What vehicles are covered under Lemon Laws?
Most lemon laws cover new vehicles that have been purchased or leased from a licensed dealer. Some states also cover used vehicles and leased vehicles. Some states even cover other consumer goods like appliances and computers.
How many repair attempts are necessary before a vehicle is considered a lemon?
This can vary by state, but typically if a vehicle has been in for repairs four or more times for the same defect, or out of service for more than 30 days during the first year or 12,000 miles of ownership, it may be deemed a lemon.
Are there federal Lemon Laws?
Yes, the Magnuson-Moss Warranty Act is often referred to as the federal lemon law. It protects citizens of all states and covers more than just vehicles, including appliances and other consumer products.
What should I do if I think my car is a lemon?
You should continue to report the problem to the manufacturer or authorized dealer. Keep careful records of all repairs and communications. If the problem persists, you may want to contact a lawyer experienced in lemon law cases.
Can a used car be a lemon?
Yes, but it depends on the state’s lemon law. Some states have used car lemon laws or provide some level of protection for used cars. You should check your state’s specific laws.
What does it mean when a car is branded as a lemon?
When a car is branded as a lemon, it means it has been determined to be a defective car under the state’s lemon law. This usually happens after multiple failed attempts to repair a defect covered under the warranty.
Are there any protections if my state doesn’t have a used car lemon law?
Yes, the Federal Trade Commission (FTC) enforces a federal Used Car Rule that requires dealers to provide consumers with a Buyer’s Guide with warranty and other types of information. Also, the Magnuson-Moss Warranty Act may offer protections.
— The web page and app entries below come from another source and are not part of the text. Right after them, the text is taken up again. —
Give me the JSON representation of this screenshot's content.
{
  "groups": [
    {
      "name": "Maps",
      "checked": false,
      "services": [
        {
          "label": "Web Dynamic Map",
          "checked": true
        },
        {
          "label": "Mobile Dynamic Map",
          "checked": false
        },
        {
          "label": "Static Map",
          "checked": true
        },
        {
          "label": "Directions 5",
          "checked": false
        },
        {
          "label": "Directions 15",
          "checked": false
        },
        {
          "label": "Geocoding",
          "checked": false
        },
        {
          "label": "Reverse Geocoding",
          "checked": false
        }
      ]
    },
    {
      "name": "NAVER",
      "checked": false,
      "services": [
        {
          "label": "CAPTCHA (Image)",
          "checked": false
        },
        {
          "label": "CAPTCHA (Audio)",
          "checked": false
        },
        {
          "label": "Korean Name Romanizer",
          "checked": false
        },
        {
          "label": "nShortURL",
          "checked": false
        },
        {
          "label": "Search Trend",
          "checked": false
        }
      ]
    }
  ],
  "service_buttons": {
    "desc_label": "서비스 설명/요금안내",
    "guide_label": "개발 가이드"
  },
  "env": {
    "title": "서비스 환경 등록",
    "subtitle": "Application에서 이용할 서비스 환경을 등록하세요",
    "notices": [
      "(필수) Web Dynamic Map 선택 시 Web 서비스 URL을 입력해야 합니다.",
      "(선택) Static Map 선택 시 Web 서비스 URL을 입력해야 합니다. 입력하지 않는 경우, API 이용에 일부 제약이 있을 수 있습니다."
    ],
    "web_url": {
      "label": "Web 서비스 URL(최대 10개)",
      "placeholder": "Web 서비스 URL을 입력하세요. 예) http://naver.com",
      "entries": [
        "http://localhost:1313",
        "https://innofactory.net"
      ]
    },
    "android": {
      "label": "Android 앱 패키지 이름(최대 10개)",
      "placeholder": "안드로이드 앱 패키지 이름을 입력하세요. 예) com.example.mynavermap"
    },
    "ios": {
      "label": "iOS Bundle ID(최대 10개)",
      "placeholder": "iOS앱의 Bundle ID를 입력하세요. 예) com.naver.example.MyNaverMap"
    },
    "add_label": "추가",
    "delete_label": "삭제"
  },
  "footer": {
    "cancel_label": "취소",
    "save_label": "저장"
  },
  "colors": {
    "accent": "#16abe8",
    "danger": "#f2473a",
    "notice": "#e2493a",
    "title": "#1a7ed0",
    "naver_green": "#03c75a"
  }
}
Remember, this is general information and the specifics can vary from state to state. Always check with a legal expert or the appropriate government agency in your state for advice tailored to your situation.